- Bay Area used to be the leaders of engaged community: We should be returning to that mindset and learn lessons from last several years.
Erin Armstrong proposals
Four main recommendations. Last two weeks demonstrated importance of Urban Shield program: mass shooting and urban wild fire in Thousand Oaks; Camp Fire and evacuations in Butte County, still in that process. Even a police-involved shooting in Camp Fire evacuation. That’s why we need programs that can give adequate opportunity to fire, first responders, bomb squad, etc. to coordinate and exercise training
- Need more cross-command exercises. E.g. scenario in San Mateo Co. with dirty bomb. Objective was to find bomb and kill terrorist, called in bomb squad, then done. Could have actually called in bomb squad, to encourage teams to work togethe
- Need more de-escalation training, especially for SWAT teams. One we went to described as de-escalation was not; it was less than lethal force training involving a sponsor with less than lethal force gun to incapacitate victim. Teams were shown equipment. Use of that weapon was baked into scenario. Need teams to practice their de-escalation techniques. Part of that is ascribe positive value to all life in scenarios. Reward teams who de-escalate situation. Not always possible, but in training emphasize ability to do that. Otherwise, we’re essentially creating hit squad
- Should be rotating core of Urban Shield. Public face and core has been SWAT team. There was effort to expand, including in marketing materials. In middle, biggest head was SWAT team – clear that tactical is core of Urban Shield. What would it look like if fire, EMS or CERT were core.

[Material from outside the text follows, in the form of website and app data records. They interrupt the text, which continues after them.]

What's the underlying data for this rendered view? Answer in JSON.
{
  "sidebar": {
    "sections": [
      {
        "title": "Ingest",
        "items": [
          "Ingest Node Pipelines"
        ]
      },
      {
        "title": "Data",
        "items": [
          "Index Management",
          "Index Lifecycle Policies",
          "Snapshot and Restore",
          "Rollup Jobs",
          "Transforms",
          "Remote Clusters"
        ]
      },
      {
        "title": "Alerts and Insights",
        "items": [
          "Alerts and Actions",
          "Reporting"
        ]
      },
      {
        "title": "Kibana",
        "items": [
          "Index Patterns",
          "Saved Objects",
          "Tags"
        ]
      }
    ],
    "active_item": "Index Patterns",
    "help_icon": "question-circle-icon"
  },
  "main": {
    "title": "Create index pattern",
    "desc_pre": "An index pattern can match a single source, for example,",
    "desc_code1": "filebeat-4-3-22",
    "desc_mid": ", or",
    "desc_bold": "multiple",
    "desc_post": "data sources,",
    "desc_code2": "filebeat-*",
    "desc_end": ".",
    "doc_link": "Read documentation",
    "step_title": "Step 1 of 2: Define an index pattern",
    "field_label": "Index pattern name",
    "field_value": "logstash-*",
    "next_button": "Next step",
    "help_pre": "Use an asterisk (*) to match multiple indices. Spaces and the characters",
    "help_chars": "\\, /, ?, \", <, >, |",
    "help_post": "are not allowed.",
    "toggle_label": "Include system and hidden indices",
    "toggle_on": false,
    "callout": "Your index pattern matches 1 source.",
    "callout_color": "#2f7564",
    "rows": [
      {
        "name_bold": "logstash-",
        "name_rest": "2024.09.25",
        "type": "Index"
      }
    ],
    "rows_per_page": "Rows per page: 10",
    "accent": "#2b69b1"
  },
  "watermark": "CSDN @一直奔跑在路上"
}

Want to rotate, especially around fire. Death toll over last two weeks between manmade and natural disasters, natural disasters is winning 7 or 8 to 1.
- Make ongoing this ad hoc committee to monitor and make recommendations, at least through 2019. Not necessarily to meet every two weeks. There is value in this committee and to make recommendations directly to Board of Supervisors, needed in implementation of 2019 MOU and 2020 exercises. Need to monitor, have foot on ground and continue make recs for following years.
More detailed recommendations in the weeds:
a) Have more consistent role-playing in exercise. Saw scenarios where it wasn’t clear if role player was supposed to point gun at SWAT or away. To evaluate and compare, we need consistent role playing.
b) Need improved evaluation. What we saw in de-escalation scenario felt more like a sales pitch than a debrief. It was more about how weapon worked, than about letting team in exercise talk about their experience of deciding when to use weapon. It seemed to center around the vendor who’d provided weapon. Need to maximize value from debriefing.
c) Would like to see multi-disciplinary teams. Currently they’re siloed in SWAT, fire, EMS. Have exercise that involves expertise from all disciplines.
d) Would like to stress-test more than just the SWAT team, which gets 48-hour stress test. What about fire? When a major wild fire comes to Oakland Hills, it will be go-time until it’s done.
e) More community involvement: Leading up to community fair this year there was search for location. Some of promotion for that wasn’t put together at last minute. That could grow and grow. Like to fill a parking lot at Coliseum with people learning how to respond to natural or manmade disasters. Mock evacuations of neighborhoods that are at risk of fire. Many ways to involve community.
f) Rebrand and re-market outreach. Think of who is audience for materials. Many designed for first-responder audience. Community perceives it in different way.
Find more resources here on the Alameda County Ad Hoc Committee on UASI and emergency preparedness.